If you read my blog posts on any regular basis, you’ll know I’m a social media advocate.
I share information that I hope will help hospital and clinic marketing directors persuade their “C-Suites” to begin adopting social media. I ferret out studies and statistics that shine a light on the expansion and adoption of social media in healthcare. I share information to help break the stereotype that social media is only a tool to engage the young and should be dismissed by hospitals because most patients are not.
Yesterday Pew Research Center published an interesting study that shines a light on how people access their news in an area of healthcare that local hospitals and clinics need to be especially concerned about – social services.
Print is still potent
For those of us concerned about social services, the take-away from this study … print is still potent! The highest percentage of adults seeking social service news access is via their local newspaper (13%), local TV (8%), the Internet (6%) and then word-of-mouth (5%).
Much of this preference can be explained when you examine who is most likely to follow social service news–47% don’t use the internet, 44% are retired and 43% are living in households with incomes under $50,000.

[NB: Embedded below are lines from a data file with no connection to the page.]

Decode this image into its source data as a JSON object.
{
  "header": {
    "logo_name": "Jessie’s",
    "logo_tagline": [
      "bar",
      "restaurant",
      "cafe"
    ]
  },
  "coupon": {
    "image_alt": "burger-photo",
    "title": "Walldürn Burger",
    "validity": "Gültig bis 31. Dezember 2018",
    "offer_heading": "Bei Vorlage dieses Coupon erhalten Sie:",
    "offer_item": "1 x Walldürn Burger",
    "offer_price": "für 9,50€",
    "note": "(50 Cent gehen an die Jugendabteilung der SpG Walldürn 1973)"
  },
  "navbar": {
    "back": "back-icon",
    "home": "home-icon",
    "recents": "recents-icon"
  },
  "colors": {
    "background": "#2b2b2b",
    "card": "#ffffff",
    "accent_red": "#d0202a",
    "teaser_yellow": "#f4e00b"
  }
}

This slice of information regarding social services news was part of an overall study that looked at how adults acquire local news. The new information that this study offers that other studies lack is that it categorized the news into 16 topics – for example: community events, breaking news, crime, jobs, real estate, local politics, taxes, social services, etc.
The internet’s emerging role as a news source for local news
If you are a social media skeptic (or work for someone who is), it’s important to note that Internet is still among the top three sources where people get their news about social services. According to the researchers, “The internet has already surpassed newspapers as a source Americans turn to for national and international news. The findings from this survey now show its emerging role as a source for local news and information as well.”
Pew has two great graphics to help aid in the understanding of their rich data. The first is an interactive chart that enables you to click on one of the 16 categories and see a comparative chart of what medium people are using to access news related to each category. This interactive chart also gives you the ability to view it as it relates to all adults, or compare age differentials (adults over 40 compared to adults from ages 18 to 39).
The second graphic details the demographic groups who are most likely to follow each category (scroll down to view figure 4).
Consider long-term reliability
If you are thinking about moving all your communication efforts regarding your social services to local newspapers, I encourage you to consider long-term reliability in getting the information to those who need it.
Unless you have an advertising budget, coverage in newspapers and television are editor-reliant – that is, if your story is not big enough in scope or repeats too often (like those free blood pressure screenings or discounted mammogram programs), then it may not be covered as prominently or as consistently as you would like.
Consider, instead, creating a local print and TV campaign that moves people to your Internet resource. Partner with local social services agencies and libraries to provide online access and training to those who may not have Internet access in the home.
Mix online and offline offerings
Even as I encourage integrating print and online media, Pew’s research is a good reminder for those of us who have shifted our focus to primarily online media.
To reach and serve all of our patients, even as we grow our online offerings, we must continue to share our information with offline media sources in an effort to assure that all who need social service offerings have the greatest opportunity to access the information – no matter what their media preference.
How we help
Hive Strategies helps hospitals engage patients through social media. We don’t manage social media. Instead, we help hospitals develop an effective social media strategy and mentor them through the implementation process. Read about our services. Start a conversation. Email us or call us at 503-472-5512.